[Opening Exercise input section]
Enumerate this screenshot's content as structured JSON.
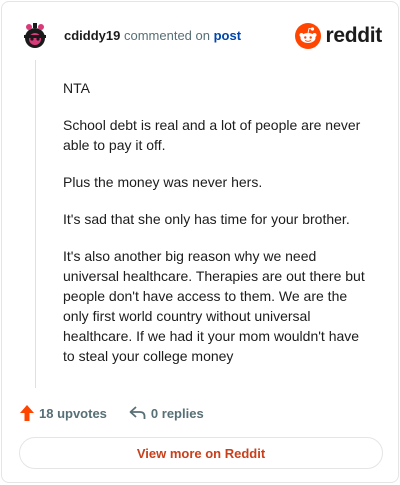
{
  "header": {
    "username": "cdiddy19",
    "action_text": "commented on",
    "target_link": "post",
    "brand_name": "reddit"
  },
  "comment": {
    "paragraphs": [
      "NTA",
      "School debt is real and a lot of people are never able to pay it off.",
      "Plus the money was never hers.",
      "It's sad that she only has time for your brother.",
      "It's also another big reason why we need universal healthcare. Therapies are out there but people don't have access to them. We are the only first world country without universal healthcare. If we had it your mom wouldn't have to steal your college money"
    ]
  },
  "actions": {
    "upvotes_label": "18 upvotes",
    "replies_label": "0 replies"
  },
  "footer": {
    "view_more_label": "View more on Reddit"
  },
  "colors": {
    "accent": "#ff4500",
    "link": "#0045ac",
    "muted": "#576f76",
    "view_more": "#c8401b",
    "avatar_bg": "#1a1a1a",
    "avatar_accent": "#d93a7a"
  },
  "icons": {
    "avatar": "snoo-avatar-icon",
    "brand": "reddit-logo-icon",
    "upvote": "upvote-arrow-icon",
    "reply": "reply-arrow-icon"
  }
}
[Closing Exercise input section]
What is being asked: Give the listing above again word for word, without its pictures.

Finished task:
Enumerate this screenshot's content as structured JSON.
{
  "header": {
    "username": "cdiddy19",
    "action_text": "commented on",
    "target_link": "post",
    "brand_name": "reddit"
  },
  "comment": {
    "paragraphs": [
      "NTA",
      "School debt is real and a lot of people are never able to pay it off.",
      "Plus the money was never hers.",
      "It's sad that she only has time for your brother.",
      "It's also another big reason why we need universal healthcare. Therapies are out there but people don't have access to them. We are the only first world country without universal healthcare. If we had it your mom wouldn't have to steal your college money"
    ]
  },
  "actions": {
    "upvotes_label": "18 upvotes",
    "replies_label": "0 replies"
  },
  "footer": {
    "view_more_label": "View more on Reddit"
  },
  "colors": {
    "accent": "#ff4500",
    "link": "#0045ac",
    "muted": "#576f76",
    "view_more": "#c8401b",
    "avatar_bg": "#1a1a1a",
    "avatar_accent": "#d93a7a"
  },
  "icons": {
    "avatar": "snoo-avatar-icon",
    "brand": "reddit-logo-icon",
    "upvote": "upvote-arrow-icon",
    "reply": "reply-arrow-icon"
  }
}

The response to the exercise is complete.